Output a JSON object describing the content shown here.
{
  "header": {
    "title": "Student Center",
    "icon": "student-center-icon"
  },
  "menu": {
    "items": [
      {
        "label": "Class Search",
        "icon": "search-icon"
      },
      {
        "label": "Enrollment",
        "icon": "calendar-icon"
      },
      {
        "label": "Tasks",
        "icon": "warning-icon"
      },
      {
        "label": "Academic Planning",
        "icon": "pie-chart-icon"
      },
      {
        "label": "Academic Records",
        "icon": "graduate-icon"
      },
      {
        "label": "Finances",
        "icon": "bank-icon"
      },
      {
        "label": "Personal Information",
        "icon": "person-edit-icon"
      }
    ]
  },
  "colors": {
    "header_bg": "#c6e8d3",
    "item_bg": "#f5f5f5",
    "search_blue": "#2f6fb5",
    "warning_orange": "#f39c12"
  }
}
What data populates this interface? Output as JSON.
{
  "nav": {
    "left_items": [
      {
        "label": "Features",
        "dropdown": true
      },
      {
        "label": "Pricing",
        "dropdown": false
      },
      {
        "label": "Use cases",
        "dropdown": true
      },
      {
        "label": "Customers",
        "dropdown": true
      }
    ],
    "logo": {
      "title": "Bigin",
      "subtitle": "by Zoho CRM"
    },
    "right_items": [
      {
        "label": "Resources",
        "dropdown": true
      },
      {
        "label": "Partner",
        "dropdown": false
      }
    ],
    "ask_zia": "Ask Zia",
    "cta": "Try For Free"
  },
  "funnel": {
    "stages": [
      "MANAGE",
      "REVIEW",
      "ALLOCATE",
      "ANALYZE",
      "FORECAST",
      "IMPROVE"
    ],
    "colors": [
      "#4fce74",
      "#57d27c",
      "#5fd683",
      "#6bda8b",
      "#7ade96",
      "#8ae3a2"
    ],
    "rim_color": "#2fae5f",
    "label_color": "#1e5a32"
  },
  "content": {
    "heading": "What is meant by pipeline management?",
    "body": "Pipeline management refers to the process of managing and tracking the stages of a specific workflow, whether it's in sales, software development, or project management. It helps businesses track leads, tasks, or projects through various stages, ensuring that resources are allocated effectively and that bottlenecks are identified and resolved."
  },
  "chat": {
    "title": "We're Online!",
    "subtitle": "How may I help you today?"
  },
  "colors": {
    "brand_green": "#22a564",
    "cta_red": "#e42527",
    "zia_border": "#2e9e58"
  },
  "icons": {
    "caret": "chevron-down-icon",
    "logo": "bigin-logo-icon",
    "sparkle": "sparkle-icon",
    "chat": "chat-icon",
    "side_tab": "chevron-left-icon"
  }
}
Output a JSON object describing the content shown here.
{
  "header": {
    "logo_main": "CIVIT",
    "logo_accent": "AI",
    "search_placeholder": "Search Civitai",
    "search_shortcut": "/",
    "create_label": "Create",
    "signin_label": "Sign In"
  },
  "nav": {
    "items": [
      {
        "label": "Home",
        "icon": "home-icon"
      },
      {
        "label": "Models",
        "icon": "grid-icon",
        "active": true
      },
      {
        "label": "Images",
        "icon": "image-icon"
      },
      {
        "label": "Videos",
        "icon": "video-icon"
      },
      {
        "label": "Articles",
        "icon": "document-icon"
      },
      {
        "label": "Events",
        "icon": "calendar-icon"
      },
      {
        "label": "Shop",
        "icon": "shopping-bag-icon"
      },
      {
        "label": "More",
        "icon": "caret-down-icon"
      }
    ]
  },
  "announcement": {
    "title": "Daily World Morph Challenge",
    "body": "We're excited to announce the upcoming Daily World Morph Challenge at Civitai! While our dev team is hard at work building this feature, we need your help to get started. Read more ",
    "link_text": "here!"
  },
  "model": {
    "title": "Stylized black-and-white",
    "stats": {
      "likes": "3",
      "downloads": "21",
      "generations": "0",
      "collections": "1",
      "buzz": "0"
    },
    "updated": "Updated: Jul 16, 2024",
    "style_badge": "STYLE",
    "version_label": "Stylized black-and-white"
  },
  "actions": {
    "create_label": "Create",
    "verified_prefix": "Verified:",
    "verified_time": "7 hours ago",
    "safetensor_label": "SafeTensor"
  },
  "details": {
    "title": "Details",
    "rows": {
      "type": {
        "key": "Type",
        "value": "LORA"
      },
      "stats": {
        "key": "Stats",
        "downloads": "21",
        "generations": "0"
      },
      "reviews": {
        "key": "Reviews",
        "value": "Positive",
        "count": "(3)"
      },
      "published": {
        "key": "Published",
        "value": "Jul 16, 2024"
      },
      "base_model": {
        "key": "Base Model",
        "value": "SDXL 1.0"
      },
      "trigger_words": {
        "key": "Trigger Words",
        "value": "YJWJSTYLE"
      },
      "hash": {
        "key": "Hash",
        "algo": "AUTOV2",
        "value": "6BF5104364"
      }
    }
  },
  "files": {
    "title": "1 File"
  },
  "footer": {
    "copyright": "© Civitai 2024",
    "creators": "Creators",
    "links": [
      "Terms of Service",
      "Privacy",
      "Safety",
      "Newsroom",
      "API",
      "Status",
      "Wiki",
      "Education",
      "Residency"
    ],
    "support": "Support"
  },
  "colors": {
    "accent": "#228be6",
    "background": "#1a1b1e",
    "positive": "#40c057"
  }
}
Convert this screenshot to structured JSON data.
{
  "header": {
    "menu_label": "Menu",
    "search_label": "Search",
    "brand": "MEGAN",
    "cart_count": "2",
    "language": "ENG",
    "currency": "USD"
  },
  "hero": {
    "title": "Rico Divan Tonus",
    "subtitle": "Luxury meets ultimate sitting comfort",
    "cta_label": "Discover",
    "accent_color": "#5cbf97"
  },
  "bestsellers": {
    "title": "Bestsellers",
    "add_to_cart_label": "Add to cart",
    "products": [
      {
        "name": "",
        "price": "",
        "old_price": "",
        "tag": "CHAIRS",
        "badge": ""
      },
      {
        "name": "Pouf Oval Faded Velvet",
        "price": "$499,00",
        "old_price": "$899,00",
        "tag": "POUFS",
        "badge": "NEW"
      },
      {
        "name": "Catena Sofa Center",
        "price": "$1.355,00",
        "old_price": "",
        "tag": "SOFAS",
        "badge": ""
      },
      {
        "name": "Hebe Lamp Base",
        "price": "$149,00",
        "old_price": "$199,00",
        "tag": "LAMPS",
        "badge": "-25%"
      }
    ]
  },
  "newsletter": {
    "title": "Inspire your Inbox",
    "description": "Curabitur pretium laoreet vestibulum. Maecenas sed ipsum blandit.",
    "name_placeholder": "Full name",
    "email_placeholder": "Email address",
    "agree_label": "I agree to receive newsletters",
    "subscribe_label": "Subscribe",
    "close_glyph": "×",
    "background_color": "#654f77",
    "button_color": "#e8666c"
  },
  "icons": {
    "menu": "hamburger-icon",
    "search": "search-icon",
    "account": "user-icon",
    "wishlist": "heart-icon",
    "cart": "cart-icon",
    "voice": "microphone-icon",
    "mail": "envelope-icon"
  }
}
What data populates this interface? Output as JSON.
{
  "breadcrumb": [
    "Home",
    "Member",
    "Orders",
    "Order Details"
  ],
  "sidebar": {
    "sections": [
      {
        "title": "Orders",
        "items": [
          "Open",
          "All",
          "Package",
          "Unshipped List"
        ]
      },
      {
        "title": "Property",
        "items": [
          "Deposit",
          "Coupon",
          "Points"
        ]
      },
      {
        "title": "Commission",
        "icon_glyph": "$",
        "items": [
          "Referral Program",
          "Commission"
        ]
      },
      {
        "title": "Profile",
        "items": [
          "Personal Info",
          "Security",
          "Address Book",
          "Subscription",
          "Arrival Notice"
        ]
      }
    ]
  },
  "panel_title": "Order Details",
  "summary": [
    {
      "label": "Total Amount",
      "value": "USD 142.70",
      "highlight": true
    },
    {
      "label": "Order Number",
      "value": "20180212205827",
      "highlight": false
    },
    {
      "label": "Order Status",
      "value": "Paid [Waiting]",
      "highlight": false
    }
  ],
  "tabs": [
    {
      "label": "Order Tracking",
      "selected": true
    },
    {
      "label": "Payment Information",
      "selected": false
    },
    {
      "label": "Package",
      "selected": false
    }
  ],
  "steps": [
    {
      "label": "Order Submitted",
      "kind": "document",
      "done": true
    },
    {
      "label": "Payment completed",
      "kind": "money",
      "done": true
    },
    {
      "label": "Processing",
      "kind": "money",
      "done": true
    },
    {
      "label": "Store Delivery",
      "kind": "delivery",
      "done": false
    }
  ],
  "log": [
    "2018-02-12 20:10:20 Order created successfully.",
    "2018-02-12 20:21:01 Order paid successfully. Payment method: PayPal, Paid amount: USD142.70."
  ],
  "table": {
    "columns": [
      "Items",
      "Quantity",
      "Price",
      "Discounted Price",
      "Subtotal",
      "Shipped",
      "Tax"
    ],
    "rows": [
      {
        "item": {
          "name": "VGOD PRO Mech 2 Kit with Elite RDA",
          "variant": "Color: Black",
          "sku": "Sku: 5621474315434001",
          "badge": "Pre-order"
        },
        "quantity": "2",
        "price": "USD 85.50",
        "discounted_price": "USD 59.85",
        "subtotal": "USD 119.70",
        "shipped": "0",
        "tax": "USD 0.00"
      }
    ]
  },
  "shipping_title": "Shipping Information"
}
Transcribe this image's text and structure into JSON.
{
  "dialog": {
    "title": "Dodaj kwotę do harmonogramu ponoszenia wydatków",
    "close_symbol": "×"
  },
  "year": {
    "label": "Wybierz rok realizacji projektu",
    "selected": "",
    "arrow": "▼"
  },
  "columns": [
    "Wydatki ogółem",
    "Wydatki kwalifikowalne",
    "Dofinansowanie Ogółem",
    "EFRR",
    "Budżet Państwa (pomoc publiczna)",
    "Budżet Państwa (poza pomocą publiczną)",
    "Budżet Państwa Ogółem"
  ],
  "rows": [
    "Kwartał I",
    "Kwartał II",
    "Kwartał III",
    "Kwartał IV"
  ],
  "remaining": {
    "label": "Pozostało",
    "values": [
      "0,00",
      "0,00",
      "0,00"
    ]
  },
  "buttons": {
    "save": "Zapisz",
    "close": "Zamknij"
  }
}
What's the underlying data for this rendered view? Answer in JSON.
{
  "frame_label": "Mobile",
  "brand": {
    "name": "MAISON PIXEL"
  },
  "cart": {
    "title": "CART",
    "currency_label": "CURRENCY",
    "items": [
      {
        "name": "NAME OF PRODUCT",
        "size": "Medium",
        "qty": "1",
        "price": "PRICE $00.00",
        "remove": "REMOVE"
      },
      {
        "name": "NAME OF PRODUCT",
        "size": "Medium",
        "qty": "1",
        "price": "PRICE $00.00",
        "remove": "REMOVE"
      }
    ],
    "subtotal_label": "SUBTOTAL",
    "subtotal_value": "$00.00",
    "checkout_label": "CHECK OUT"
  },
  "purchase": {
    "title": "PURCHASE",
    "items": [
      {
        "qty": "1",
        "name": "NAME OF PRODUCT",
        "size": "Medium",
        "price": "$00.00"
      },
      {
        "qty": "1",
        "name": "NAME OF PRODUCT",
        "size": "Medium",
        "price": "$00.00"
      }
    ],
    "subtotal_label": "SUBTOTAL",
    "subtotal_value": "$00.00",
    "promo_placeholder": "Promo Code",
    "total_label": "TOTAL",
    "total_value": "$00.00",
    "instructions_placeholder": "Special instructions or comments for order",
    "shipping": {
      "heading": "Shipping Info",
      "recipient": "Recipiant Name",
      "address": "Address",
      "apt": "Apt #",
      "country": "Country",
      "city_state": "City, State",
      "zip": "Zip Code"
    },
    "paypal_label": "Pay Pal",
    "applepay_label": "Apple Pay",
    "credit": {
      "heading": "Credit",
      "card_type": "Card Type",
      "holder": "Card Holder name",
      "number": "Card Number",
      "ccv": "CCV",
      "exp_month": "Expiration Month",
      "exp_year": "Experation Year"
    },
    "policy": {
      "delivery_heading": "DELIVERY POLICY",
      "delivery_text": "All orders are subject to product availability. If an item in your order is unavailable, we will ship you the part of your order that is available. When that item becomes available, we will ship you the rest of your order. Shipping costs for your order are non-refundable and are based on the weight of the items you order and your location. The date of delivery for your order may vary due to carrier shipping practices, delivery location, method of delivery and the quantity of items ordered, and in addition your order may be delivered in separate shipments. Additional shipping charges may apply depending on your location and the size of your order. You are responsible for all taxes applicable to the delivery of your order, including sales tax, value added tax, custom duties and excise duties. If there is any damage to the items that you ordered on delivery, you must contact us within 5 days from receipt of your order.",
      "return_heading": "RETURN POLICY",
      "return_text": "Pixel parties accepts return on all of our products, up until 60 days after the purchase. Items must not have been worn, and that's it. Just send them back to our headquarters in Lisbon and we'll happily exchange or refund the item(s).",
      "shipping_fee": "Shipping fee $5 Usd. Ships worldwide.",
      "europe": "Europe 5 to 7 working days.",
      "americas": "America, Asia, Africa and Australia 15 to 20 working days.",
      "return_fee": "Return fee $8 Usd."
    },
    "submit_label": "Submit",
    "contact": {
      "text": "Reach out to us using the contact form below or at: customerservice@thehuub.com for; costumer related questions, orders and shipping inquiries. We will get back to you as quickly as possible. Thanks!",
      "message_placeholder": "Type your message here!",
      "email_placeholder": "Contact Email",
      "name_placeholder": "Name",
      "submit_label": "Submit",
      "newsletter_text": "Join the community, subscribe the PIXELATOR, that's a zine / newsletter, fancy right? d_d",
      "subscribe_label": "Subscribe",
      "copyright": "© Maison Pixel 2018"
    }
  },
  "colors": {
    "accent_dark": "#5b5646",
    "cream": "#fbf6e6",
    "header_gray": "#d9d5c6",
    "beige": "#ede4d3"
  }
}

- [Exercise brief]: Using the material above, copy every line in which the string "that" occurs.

- [The answer]:
    "body": "Pipeline management refers to the process of managing and tracking the stages of a specific workflow, whether it's in sales, software development, or project management. It helps businesses track leads, tasks, or projects through various stages, ensuring that resources are allocated effectively and that bottlenecks are identified and resolved."
      "delivery_text": "All orders are subject to product availability. If an item in your order is unavailable, we will ship you the part of your order that is available. When that item becomes available, we will ship you the rest of your order. Shipping costs for your order are non-refundable and are based on the weight of the items you order and your location. The date of delivery for your order may vary due to carrier shipping practices, delivery location, method of delivery and the quantity of items ordered, and in addition your order may be delivered in separate shipments. Additional shipping charges may apply depending on your location and the size of your order. You are responsible for all taxes applicable to the delivery of your order, including sales tax, value added tax, custom duties and excise duties. If there is any damage to the items that you ordered on delivery, you must contact us within 5 days from receipt of your order.",
      "return_text": "Pixel parties accepts return on all of our products, up until 60 days after the purchase. Items must not have been worn, and that's it. Just send them back to our headquarters in Lisbon and we'll happily exchange or refund the item(s).",
      "newsletter_text": "Join the community, subscribe the PIXELATOR, that's a zine / newsletter, fancy right? d_d",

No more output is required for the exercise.